First of all, the one factor that should always be considered first is the wishes of the child. Being evaluated as gifted brings with it a host of concerns for the child, so any decision should wait until the child has had sufficient time to absorb this new development. Many parents who were average performers in school themselves sometimes assume that their gifted student will naturally leap at the chance of advancing a grade or two. This is not always the case, and parents should not try to unduly influence their child towards a decision that will make THEM happier than the child. A gifted child is still a child, not a trophy or the next topic of conversation at a party. Always offer options and choices- never box a child into making one decision. Whatever they decide to do, parents should always show respect for the child's decision. A gifted child who decides against the advancement may be keenly aware of the consequences, good or bad, and has made the decision that works best for his or her own needs, not the parents' or the teachers' desires.

One factor to consider is social adjustment. Your child will be placed in an environment where the other children are at least a year older than he or she is. This may not seem like much difference by adult standards, but the difference in child years can be very noticeable. Evaluate your child's overall social skills- Do they make friends easily? Do other kids look to them for leadership in class? How do they relate to older siblings or older neighborhood/church children?

Gifted students need not be exceptionally well-adjusted socially to enjoy the benefits of a skipped grade, but these qualities do help. If you honestly feel that your child may become inhibited by such placement, then present these concerns to your child and his instructors. Grade advancement has become more acceptable in recent years, but there may still be a stigma attached to the child on a peer level. He or she may never be accepted by older children as 'normal', but if his or her personality is strong enough to adjust, then acceptance is much more likely. Again, evaluate your child honestly- try not to read any more maturity in your child than actually exists. With any new experience of this magnitude, expect a difficult period of adjustment at first.

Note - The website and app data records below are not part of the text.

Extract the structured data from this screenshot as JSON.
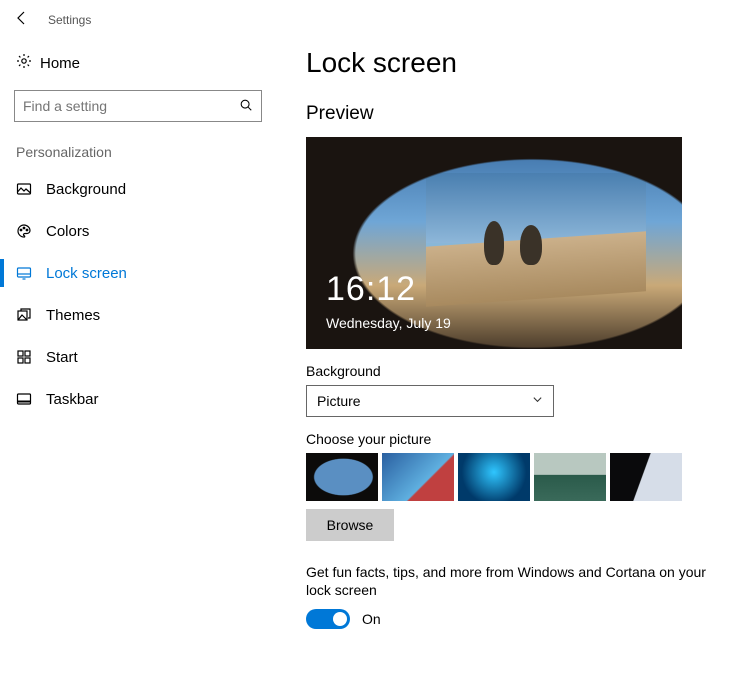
{
  "header": {
    "title": "Settings"
  },
  "sidebar": {
    "home_label": "Home",
    "search_placeholder": "Find a setting",
    "section_label": "Personalization",
    "items": [
      {
        "label": "Background"
      },
      {
        "label": "Colors"
      },
      {
        "label": "Lock screen"
      },
      {
        "label": "Themes"
      },
      {
        "label": "Start"
      },
      {
        "label": "Taskbar"
      }
    ]
  },
  "main": {
    "title": "Lock screen",
    "preview_label": "Preview",
    "preview": {
      "time": "16:12",
      "date": "Wednesday, July 19"
    },
    "background_label": "Background",
    "background_selected": "Picture",
    "choose_label": "Choose your picture",
    "browse_label": "Browse",
    "tips_label": "Get fun facts, tips, and more from Windows and Cortana on your lock screen",
    "toggle_state": "On"
  }
}
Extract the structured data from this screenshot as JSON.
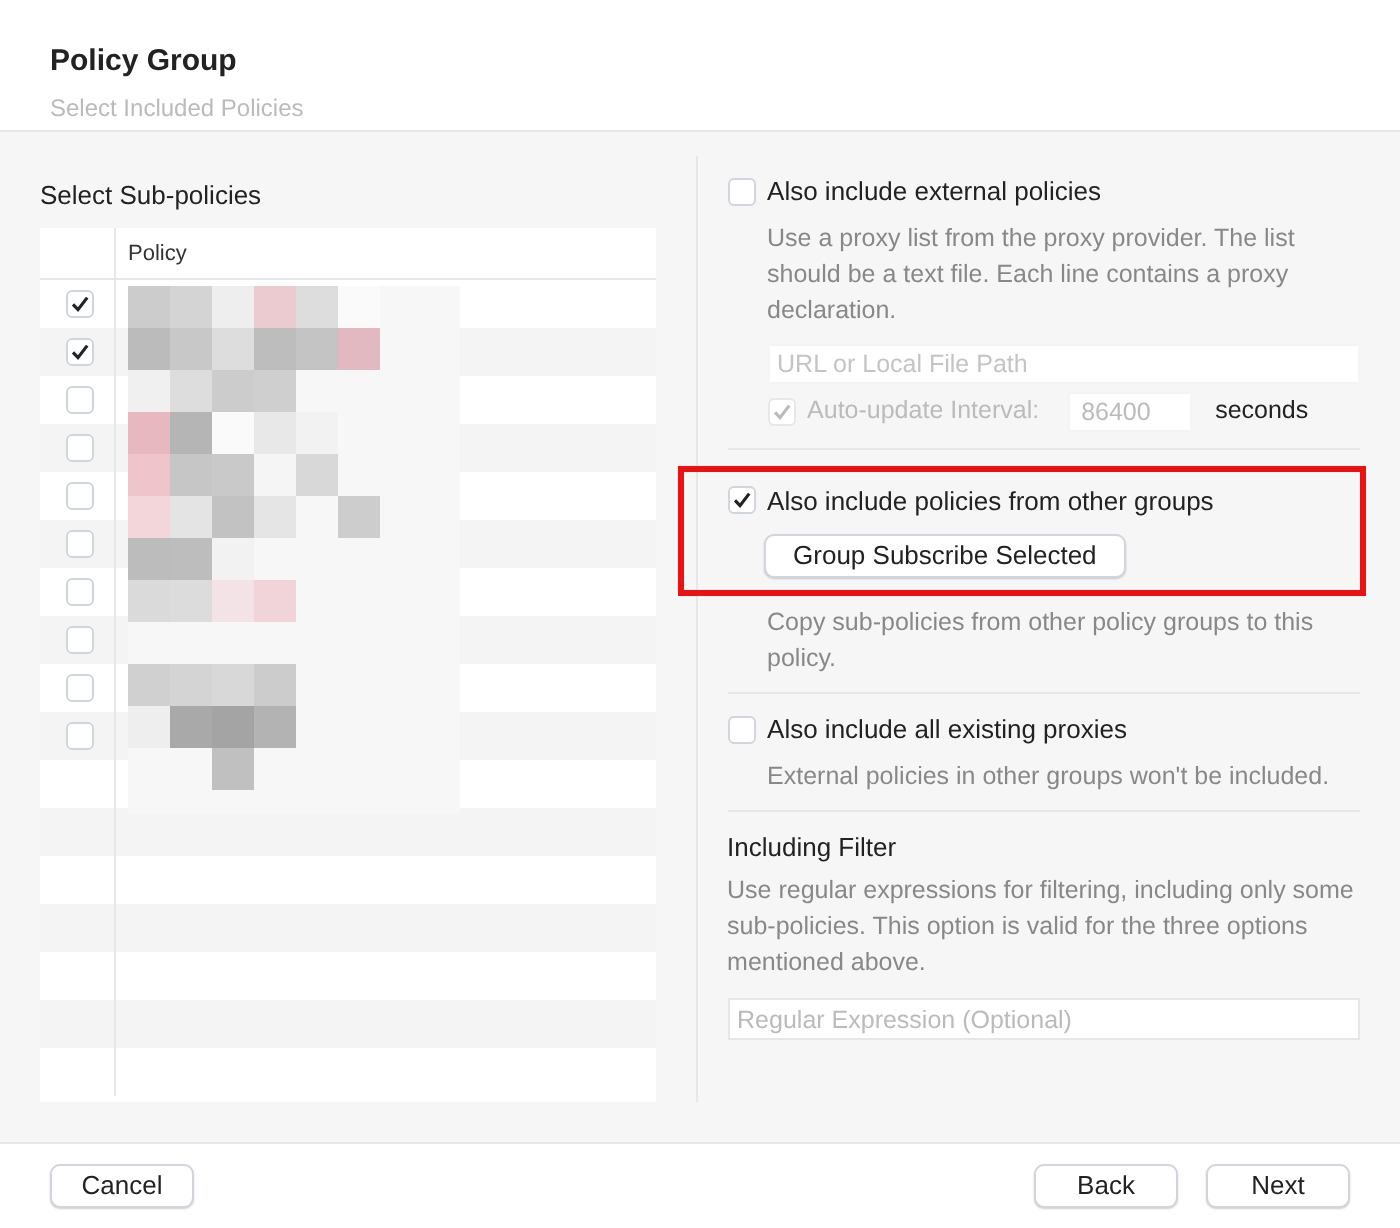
{
  "dialog": {
    "title": "Policy Group",
    "subtitle": "Select Included Policies"
  },
  "sub_policies": {
    "heading": "Select Sub-policies",
    "column": "Policy",
    "rows": [
      {
        "checked": true
      },
      {
        "checked": true
      },
      {
        "checked": false
      },
      {
        "checked": false
      },
      {
        "checked": false
      },
      {
        "checked": false
      },
      {
        "checked": false
      },
      {
        "checked": false
      },
      {
        "checked": false
      },
      {
        "checked": false
      }
    ]
  },
  "options": [
    {
      "label": "Also include external policies",
      "checked": false,
      "highlighted": false,
      "description": "Use a proxy list from the proxy provider. The list should be a text file. Each line contains a proxy declaration.",
      "url_placeholder": "URL or Local File Path",
      "auto_update": {
        "label": "Auto-update Interval:",
        "checked": true,
        "disabled": true,
        "value": "86400",
        "unit": "seconds"
      }
    },
    {
      "label": "Also include policies from other groups",
      "checked": true,
      "highlighted": true,
      "button": "Group Subscribe Selected",
      "description": "Copy sub-policies from other policy groups to this policy."
    },
    {
      "label": "Also include all existing proxies",
      "checked": false,
      "highlighted": false,
      "description": "External policies in other groups won't be included."
    }
  ],
  "filter": {
    "heading": "Including Filter",
    "description": "Use regular expressions for filtering, including only some sub-policies. This option is valid for the three options mentioned above.",
    "placeholder": "Regular Expression (Optional)"
  },
  "buttons": {
    "cancel": "Cancel",
    "back": "Back",
    "next": "Next"
  }
}
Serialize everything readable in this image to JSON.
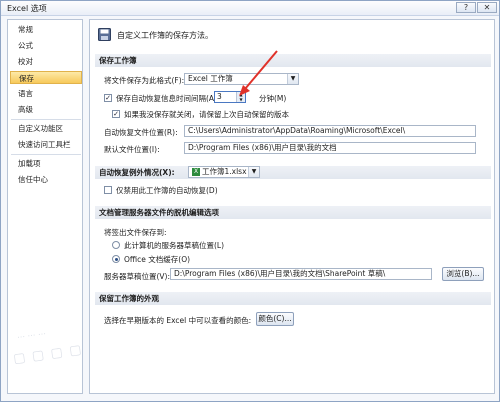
{
  "window": {
    "title": "Excel 选项",
    "help_label": "?",
    "close_label": "✕"
  },
  "sidebar": {
    "items": [
      {
        "label": "常规"
      },
      {
        "label": "公式"
      },
      {
        "label": "校对"
      },
      {
        "label": "保存",
        "active": true
      },
      {
        "label": "语言"
      },
      {
        "label": "高级"
      },
      {
        "label": "自定义功能区"
      },
      {
        "label": "快速访问工具栏"
      },
      {
        "label": "加载项"
      },
      {
        "label": "信任中心"
      }
    ]
  },
  "header": {
    "text": "自定义工作簿的保存方法。"
  },
  "save_workbooks": {
    "section_title": "保存工作簿",
    "format_label": "将文件保存为此格式(F):",
    "format_value": "Excel 工作簿",
    "autorecover_label": "保存自动恢复信息时间间隔(A)",
    "autorecover_minutes": "3",
    "minutes_label": "分钟(M)",
    "keep_last_label": "如果我没保存就关闭，请保留上次自动保留的版本",
    "autorecover_location_label": "自动恢复文件位置(R):",
    "autorecover_location_value": "C:\\Users\\Administrator\\AppData\\Roaming\\Microsoft\\Excel\\",
    "default_location_label": "默认文件位置(I):",
    "default_location_value": "D:\\Program Files (x86)\\用户目录\\我的文档"
  },
  "autorecover_exceptions": {
    "label": "自动恢复例外情况(X):",
    "workbook_value": "工作簿1.xlsx",
    "disable_label": "仅禁用此工作簿的自动恢复(D)"
  },
  "offline_editing": {
    "section_title": "文档管理服务器文件的脱机编辑选项",
    "save_to_label": "将签出文件保存到:",
    "option_server_label": "此计算机的服务器草稿位置(L)",
    "option_office_label": "Office 文档缓存(O)",
    "drafts_location_label": "服务器草稿位置(V):",
    "drafts_location_value": "D:\\Program Files (x86)\\用户目录\\我的文档\\SharePoint 草稿\\",
    "browse_label": "浏览(B)..."
  },
  "preserve_visual": {
    "section_title": "保留工作簿的外观",
    "colors_label": "选择在早期版本的 Excel 中可以查看的颜色:",
    "colors_button": "颜色(C)..."
  },
  "colors": {
    "accent": "#f7c95a",
    "arrow": "#e0322a"
  }
}
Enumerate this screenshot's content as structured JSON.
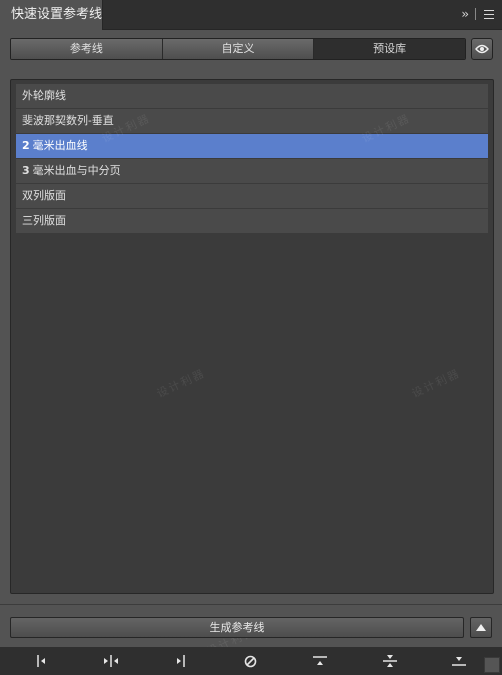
{
  "panel": {
    "title": "快速设置参考线"
  },
  "tabs": [
    {
      "label": "参考线"
    },
    {
      "label": "自定义"
    },
    {
      "label": "预设库"
    }
  ],
  "presets": [
    {
      "num": "",
      "label": "外轮廓线"
    },
    {
      "num": "",
      "label": "斐波那契数列-垂直"
    },
    {
      "num": "2",
      "label": "毫米出血线"
    },
    {
      "num": "3",
      "label": "毫米出血与中分页"
    },
    {
      "num": "",
      "label": "双列版面"
    },
    {
      "num": "",
      "label": "三列版面"
    }
  ],
  "generate_button": {
    "label": "生成参考线"
  },
  "watermark": {
    "text": "设计利器"
  },
  "icons": {
    "expand": "double-chevron-right-icon",
    "menu": "hamburger-menu-icon",
    "eye": "eye-icon",
    "up": "triangle-up-icon",
    "tools": [
      "align-left-guide-icon",
      "center-vertical-guide-icon",
      "align-right-guide-icon",
      "clear-guides-icon",
      "align-top-guide-icon",
      "center-horizontal-guide-icon",
      "align-bottom-guide-icon"
    ]
  },
  "colors": {
    "selected_row": "#5b7fcc",
    "panel_bg": "#535353",
    "list_bg": "#3b3b3b"
  }
}
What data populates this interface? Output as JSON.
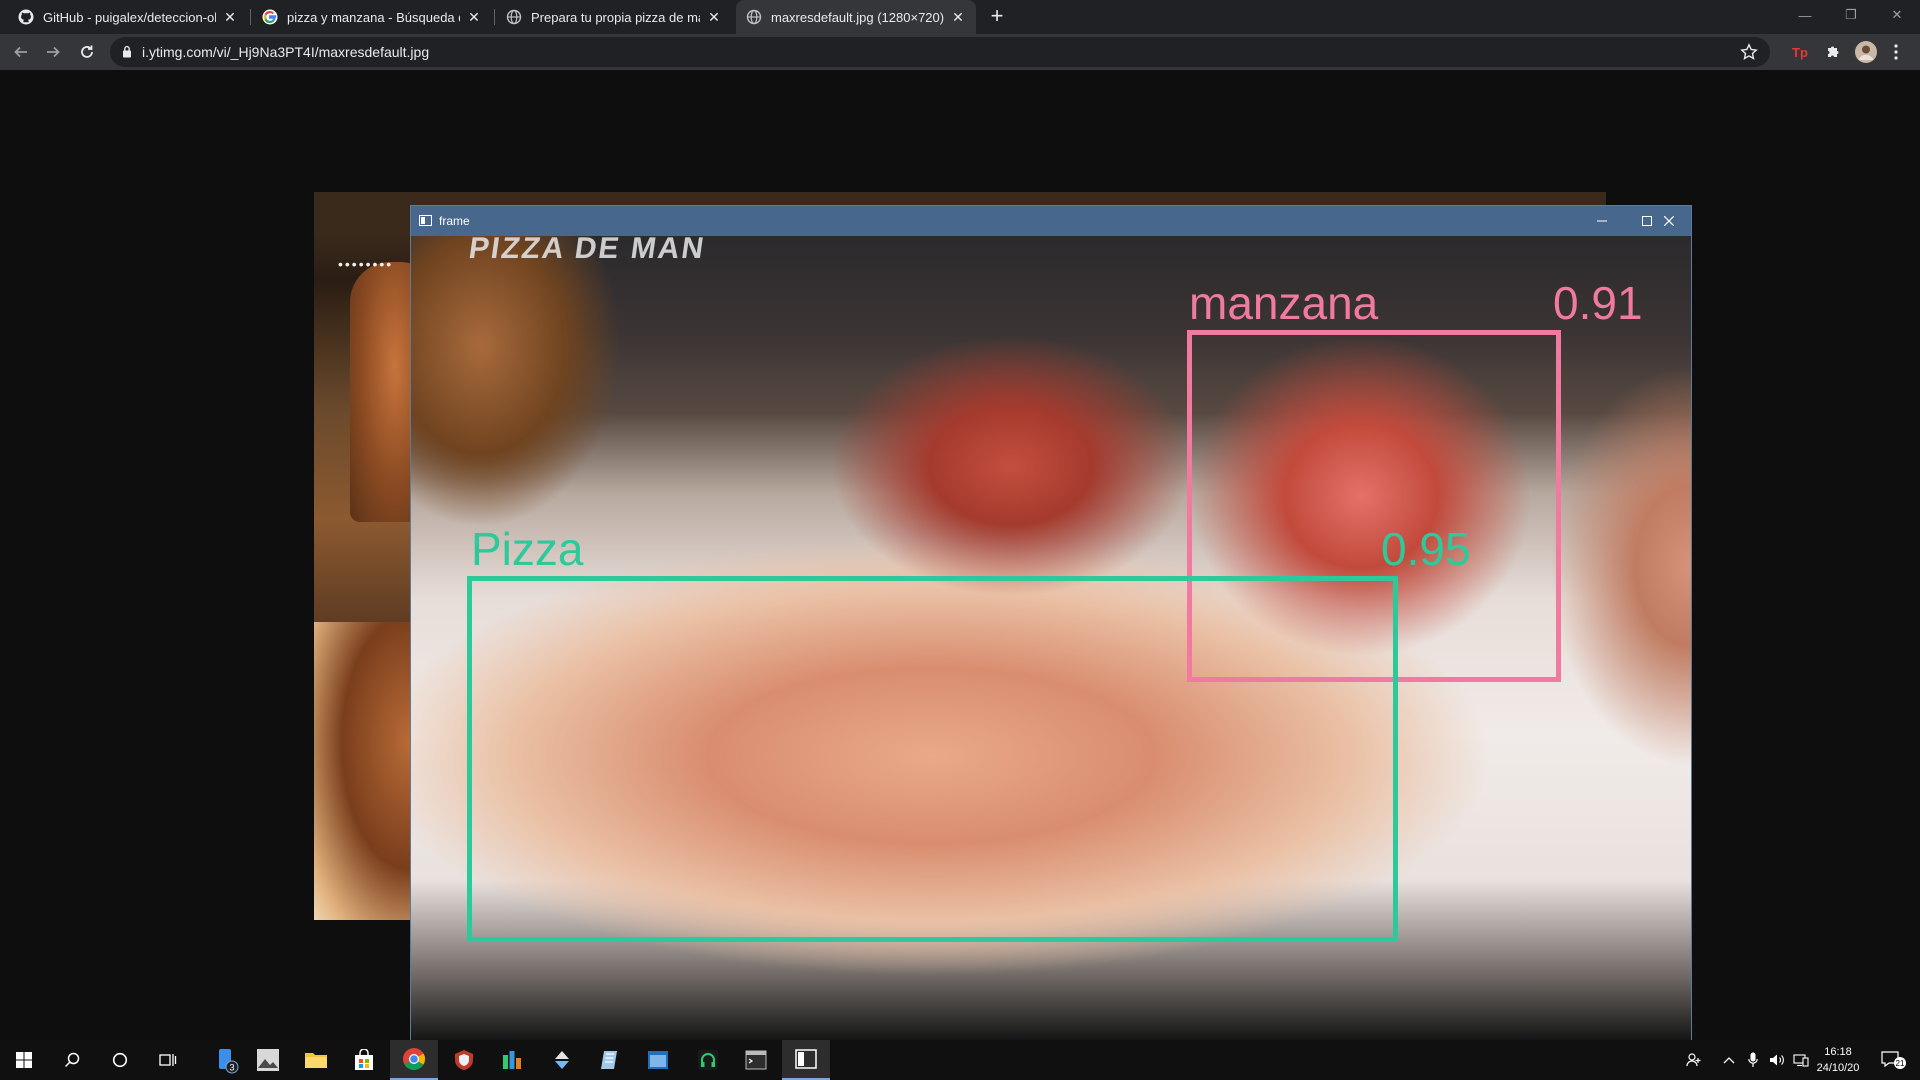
{
  "browser": {
    "tabs": [
      {
        "title": "GitHub - puigalex/deteccion-obj",
        "favicon": "github-icon",
        "active": false
      },
      {
        "title": "pizza y manzana - Búsqueda de",
        "favicon": "google-icon",
        "active": false
      },
      {
        "title": "Prepara tu propia pizza de manzana",
        "favicon": "globe-icon",
        "active": false
      },
      {
        "title": "maxresdefault.jpg (1280×720)",
        "favicon": "globe-icon",
        "active": true
      }
    ],
    "new_tab_label": "+",
    "url": "i.ytimg.com/vi/_Hj9Na3PT4I/maxresdefault.jpg"
  },
  "cv_window": {
    "title": "frame",
    "detections": [
      {
        "label": "manzana",
        "score": "0.91",
        "color": "#f07aa0"
      },
      {
        "label": "Pizza",
        "score": "0.95",
        "color": "#2dc99b"
      }
    ],
    "frame_caption": "PIZZA DE MAN"
  },
  "taskbar": {
    "store_badge": "3",
    "clock_time": "16:18",
    "clock_date": "24/10/20",
    "notification_count": "21"
  },
  "colors": {
    "titlebar": "#47688c",
    "tab_active": "#35363a",
    "tab_strip": "#202124"
  }
}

Another factor to consider is the child's natural abilities and aptitudes. Many gifted students tend to excel in one academic area over another. One student may be a gifted mathemetician, but do poorly in English. Another may be an excellent writer, but cannot do math at his current level. You may have a budding artist or musician on your hands. Whatever their gifts and talents, no child is perfect. You may want to ask your child's instructors about magnet school programs designed to encourage specific skills. You might also consider allowing the child to attend more advanced classes only in the field he or she shows the most ability. A second grader who reads at a fifth grade level, for example, might be excused to attend a reading class in the appropriate grade. They would not be advanced to that grade, but allowed to explore one or two areas of interest. If the opinion of the instructors indicate a more well-rounded student, then advancement may be the best route.

Finally, parents should consider the future goals of the child in practical terms. If a child skips a grade or two, he or she will graduate from High School at age 15 or 16 in some places. While many colleges and universities have early entry programs designed for the gifted student, these programs do not come cheap. Scholarships do help defray the costs, but parents may still find themselves unprepared financially for the shock of tuition at a good school. Any decision to advance your child at an early age will have ramifications at a later age. Once that decision has been made, then parents must stay aware of their child's needs throughout their entire educational life. Having a gifted child can bring incredible joy and satisfaction to a parent's life, but the decision to advance that child is one that requires careful consideration on the part of everyone involved- teachers, parents and especially the child.